__Extracted entries__:
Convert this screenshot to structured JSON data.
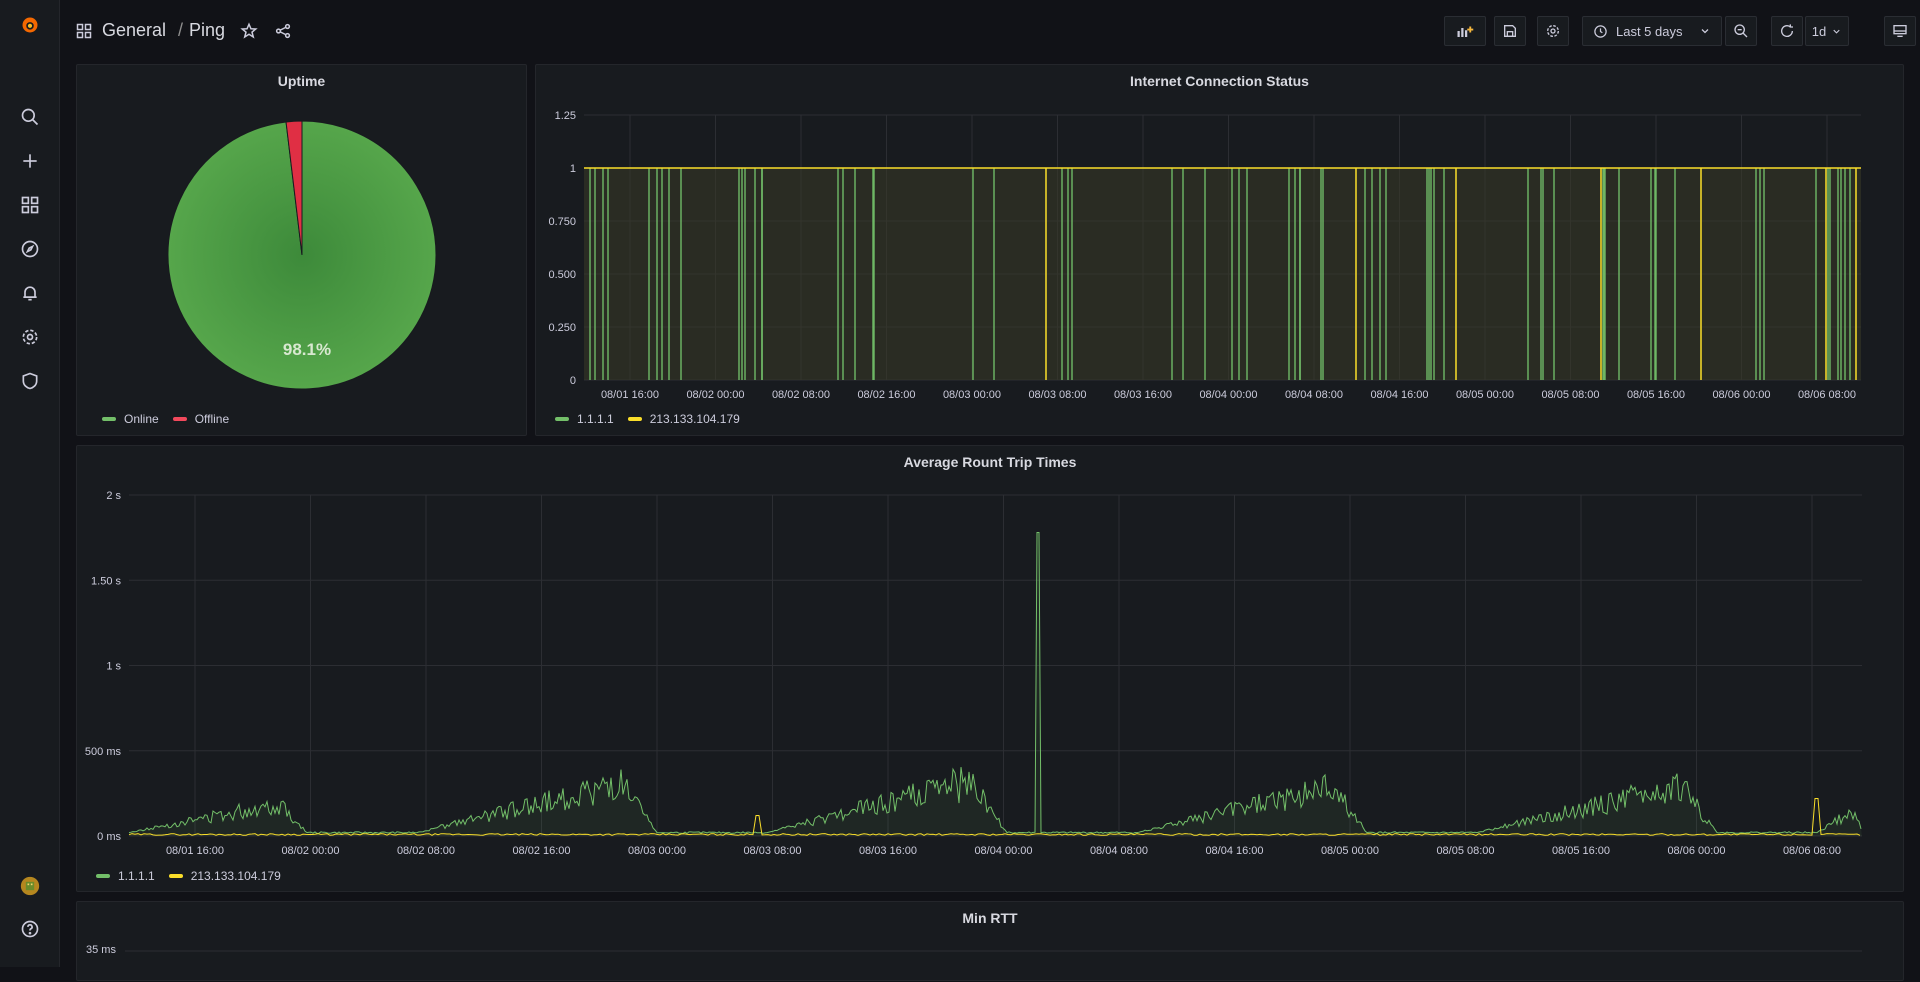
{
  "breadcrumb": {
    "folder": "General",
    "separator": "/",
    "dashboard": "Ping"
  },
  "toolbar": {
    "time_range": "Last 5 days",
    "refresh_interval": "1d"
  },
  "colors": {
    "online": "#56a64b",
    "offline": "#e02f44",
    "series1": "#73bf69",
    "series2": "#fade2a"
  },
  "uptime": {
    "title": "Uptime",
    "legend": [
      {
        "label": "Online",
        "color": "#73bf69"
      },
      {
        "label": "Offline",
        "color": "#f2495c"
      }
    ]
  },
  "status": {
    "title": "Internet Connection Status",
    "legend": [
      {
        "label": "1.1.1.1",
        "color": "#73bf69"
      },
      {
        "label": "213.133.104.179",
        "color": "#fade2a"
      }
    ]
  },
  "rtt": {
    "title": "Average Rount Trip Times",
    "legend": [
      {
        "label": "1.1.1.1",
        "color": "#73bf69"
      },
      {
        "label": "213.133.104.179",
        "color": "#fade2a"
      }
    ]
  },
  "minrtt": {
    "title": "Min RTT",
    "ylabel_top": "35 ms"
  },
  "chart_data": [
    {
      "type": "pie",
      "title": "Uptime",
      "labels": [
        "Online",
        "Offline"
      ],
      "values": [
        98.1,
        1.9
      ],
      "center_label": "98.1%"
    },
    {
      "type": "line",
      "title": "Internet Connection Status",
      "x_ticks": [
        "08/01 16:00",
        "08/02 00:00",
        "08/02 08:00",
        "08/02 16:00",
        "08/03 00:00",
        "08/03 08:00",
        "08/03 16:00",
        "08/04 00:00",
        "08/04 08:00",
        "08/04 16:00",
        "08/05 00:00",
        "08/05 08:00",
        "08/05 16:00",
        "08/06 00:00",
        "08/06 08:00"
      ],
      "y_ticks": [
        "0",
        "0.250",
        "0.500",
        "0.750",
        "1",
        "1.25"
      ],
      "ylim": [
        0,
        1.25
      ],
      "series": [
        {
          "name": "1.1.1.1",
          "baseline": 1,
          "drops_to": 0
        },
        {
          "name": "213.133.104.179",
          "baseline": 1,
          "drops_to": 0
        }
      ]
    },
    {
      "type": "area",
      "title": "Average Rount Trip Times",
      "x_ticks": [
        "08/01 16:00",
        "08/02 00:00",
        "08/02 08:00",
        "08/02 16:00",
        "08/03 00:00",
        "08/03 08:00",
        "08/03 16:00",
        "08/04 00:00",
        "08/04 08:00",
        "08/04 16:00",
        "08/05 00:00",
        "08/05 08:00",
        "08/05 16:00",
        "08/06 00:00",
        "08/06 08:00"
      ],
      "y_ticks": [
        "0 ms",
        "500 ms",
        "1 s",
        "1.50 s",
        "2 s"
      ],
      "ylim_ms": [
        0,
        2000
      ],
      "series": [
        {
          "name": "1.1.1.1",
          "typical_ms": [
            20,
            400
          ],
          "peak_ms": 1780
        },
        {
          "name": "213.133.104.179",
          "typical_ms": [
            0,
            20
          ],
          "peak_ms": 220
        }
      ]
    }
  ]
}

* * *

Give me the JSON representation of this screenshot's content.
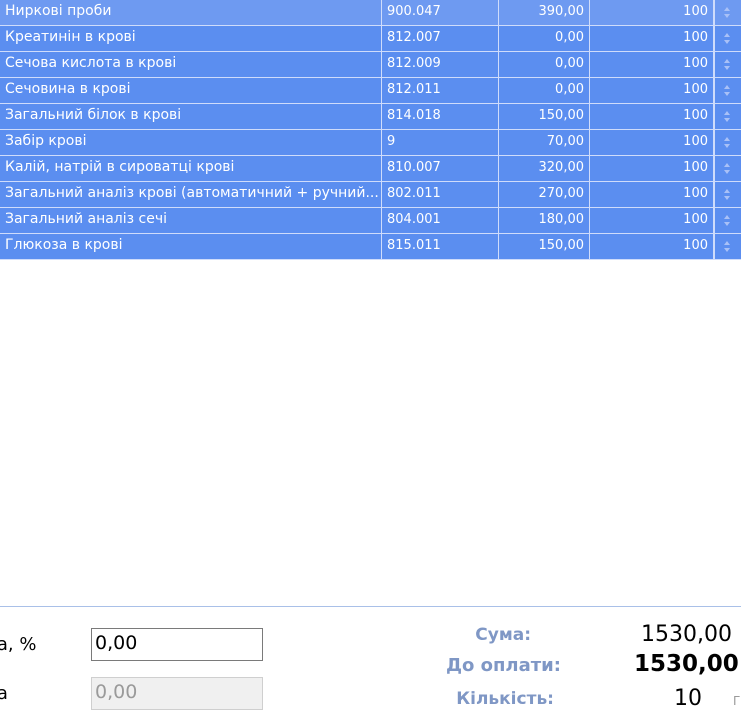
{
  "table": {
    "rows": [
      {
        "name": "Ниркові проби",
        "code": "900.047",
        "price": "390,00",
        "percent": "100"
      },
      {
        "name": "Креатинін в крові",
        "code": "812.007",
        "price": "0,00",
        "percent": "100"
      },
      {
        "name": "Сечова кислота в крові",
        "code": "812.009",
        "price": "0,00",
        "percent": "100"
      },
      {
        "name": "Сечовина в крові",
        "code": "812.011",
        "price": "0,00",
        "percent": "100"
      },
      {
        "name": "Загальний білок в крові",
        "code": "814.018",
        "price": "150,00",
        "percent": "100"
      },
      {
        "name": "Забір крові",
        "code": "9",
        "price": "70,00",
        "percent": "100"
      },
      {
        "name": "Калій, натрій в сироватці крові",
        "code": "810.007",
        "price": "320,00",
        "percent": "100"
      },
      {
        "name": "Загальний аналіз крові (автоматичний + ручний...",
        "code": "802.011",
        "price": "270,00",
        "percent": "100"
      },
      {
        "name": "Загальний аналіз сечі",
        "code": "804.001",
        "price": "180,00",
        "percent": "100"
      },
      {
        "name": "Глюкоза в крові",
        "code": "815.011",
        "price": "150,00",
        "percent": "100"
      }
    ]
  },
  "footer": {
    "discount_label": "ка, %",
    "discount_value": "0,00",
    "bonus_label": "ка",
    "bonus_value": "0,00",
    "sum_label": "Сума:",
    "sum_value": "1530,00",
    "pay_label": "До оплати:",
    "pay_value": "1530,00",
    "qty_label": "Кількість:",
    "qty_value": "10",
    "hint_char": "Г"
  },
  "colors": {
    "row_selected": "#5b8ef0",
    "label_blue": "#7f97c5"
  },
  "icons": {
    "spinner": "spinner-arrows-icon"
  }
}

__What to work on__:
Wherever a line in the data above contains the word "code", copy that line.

__Answer to the exercise__:
        "code": "900.047",
        "code": "812.007",
        "code": "812.009",
        "code": "812.011",
        "code": "814.018",
        "code": "9",
        "code": "810.007",
        "code": "802.011",
        "code": "804.001",
        "code": "815.011",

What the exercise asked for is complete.